The eagerly anticipated complete solar eclipse is scheduled to occur in the United States, Mexico, and Canada on April 8. A vast number of individuals are looking forward to observing the largest eclipse gathering ever witnessed on the continent. Approximately 44 million residents reside in the path of totality, with an additional couple hundred million living within a 200-mile radius. As all eyes turn skyward for this extraordinary celestial phenomenon, it is imperative for people to take necessary precautions while viewing the eclipse. Real-world incidents have been documented where individuals suffered vision impairment due to disregarding safety measures during eclipse observation. The importance of safeguarding against this solar occurrence cannot be overstated.

One of the most notable incidents of eye damage occurred in 2017 when Nia Payne, viewing the eclipse through defective glasses, experienced life-altering consequences. Nia sustained irreversible retinal damage in her left eye. She now perceives the eclipse as a persistent dark spot in her vision, a constant reminder of the crescent-shaped injury inflicted by the Sun on her retina.

To address her vision impairment, Nia sought treatment at NY Eye and Ear Infirmary of Mount Sinai, where innovative imaging technology, typically utilized in telescopes for stargazing, was employed to capture images of her retina. The diagnostic results revealed retinal damage precisely mirroring the shape of the light that caused the injury.

Dr. Avnish Deobhakta, an ophthalmologist at Mount Sinai Infirmary involved in Nia’s care, emphasized, “It’s a very focused beam of high-energy light from the sun itself.” He explained how the sun’s rays can potentially damage parts of the retina, manifesting in the distinct shape of an eclipse.

Experts recommend that observing the eclipse within the 115-mile-wide path, where the Moon entirely obscures the sun for a brief duration, is safe. Conversely, direct gazing at the sun before or after the total eclipse, or viewing a partial eclipse outside the path of totality without adequate eye protection, can lead to enduring vision impairment, including blurriness and distortions.

Dr. Ron Benner, an optometrist from Montana and the president of the American Optometric Association, cautioned against the repercussions of inadequate eye protection during the eclipse, emphasizing the risk of permanent damage resulting from shortcuts.

It is advisable to wear certified UV Ray glasses during the eclipse, and in certain circumstances, it is best to refrain from observing the partial eclipse to prevent eye harm. The [Organization] has compiled a list of glasses meeting the international standard ISO 12312-2, ensuring eye safety and a comfortable viewing experience during the eclipse.

A total solar eclipse occurs when the Moon aligns perfectly between the sun and the Earth, obstructing sunlight from reaching the Earth’s surface.
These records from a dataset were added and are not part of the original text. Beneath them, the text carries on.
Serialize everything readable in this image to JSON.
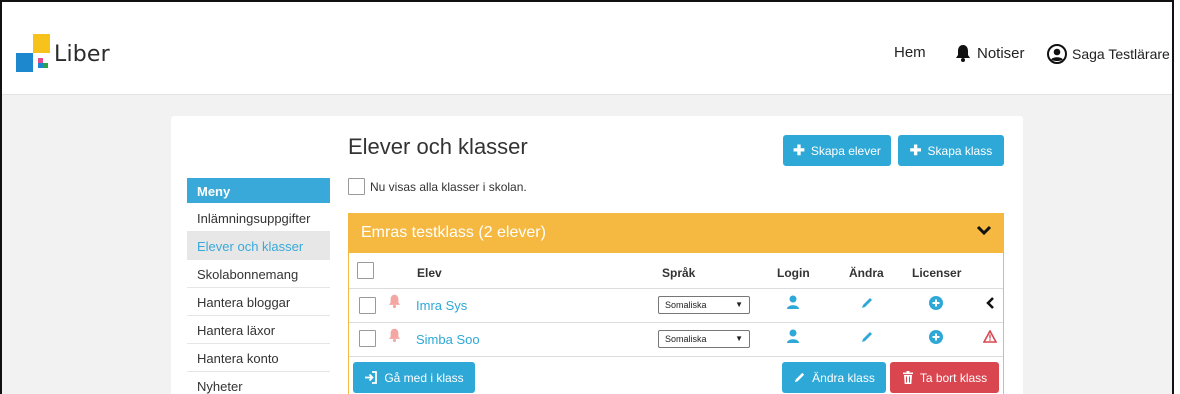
{
  "header": {
    "logo_text": "Liber",
    "nav": {
      "home": "Hem",
      "notifications": "Notiser",
      "user": "Saga Testlärare"
    }
  },
  "page": {
    "title": "Elever och klasser",
    "create_students_label": "Skapa elever",
    "create_class_label": "Skapa klass",
    "show_all_label": "Nu visas alla klasser i skolan."
  },
  "menu": {
    "heading": "Meny",
    "items": [
      {
        "label": "Inlämningsuppgifter"
      },
      {
        "label": "Elever och klasser"
      },
      {
        "label": "Skolabonnemang"
      },
      {
        "label": "Hantera bloggar"
      },
      {
        "label": "Hantera läxor"
      },
      {
        "label": "Hantera konto"
      },
      {
        "label": "Nyheter"
      }
    ],
    "active_item": "Elever och klasser"
  },
  "class_panel": {
    "title": "Emras testklass (2 elever)",
    "columns": {
      "student": "Elev",
      "language": "Språk",
      "login": "Login",
      "edit": "Ändra",
      "licenses": "Licenser"
    },
    "students": [
      {
        "name": "Imra Sys",
        "language": "Somaliska",
        "status_icon": "chevron-left-icon"
      },
      {
        "name": "Simba Soo",
        "language": "Somaliska",
        "status_icon": "warning-icon"
      }
    ],
    "join_class_label": "Gå med i klass",
    "edit_class_label": "Ändra klass",
    "delete_class_label": "Ta bort klass"
  },
  "colors": {
    "accent_blue": "#2ea8d6",
    "menu_blue": "#39a9d9",
    "class_header": "#f5b942",
    "danger": "#d9464f",
    "bell_inactive": "#f4a7a2",
    "logo_yellow": "#f7c21b",
    "logo_blue": "#1e88cf",
    "logo_green": "#2aa34a",
    "logo_pink": "#e84a8b"
  }
}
The extended duration of the upcoming eclipse is attributed to the Moon’s proximity to Earth, a mere 223,000 miles away, marking one of its closest approaches this year.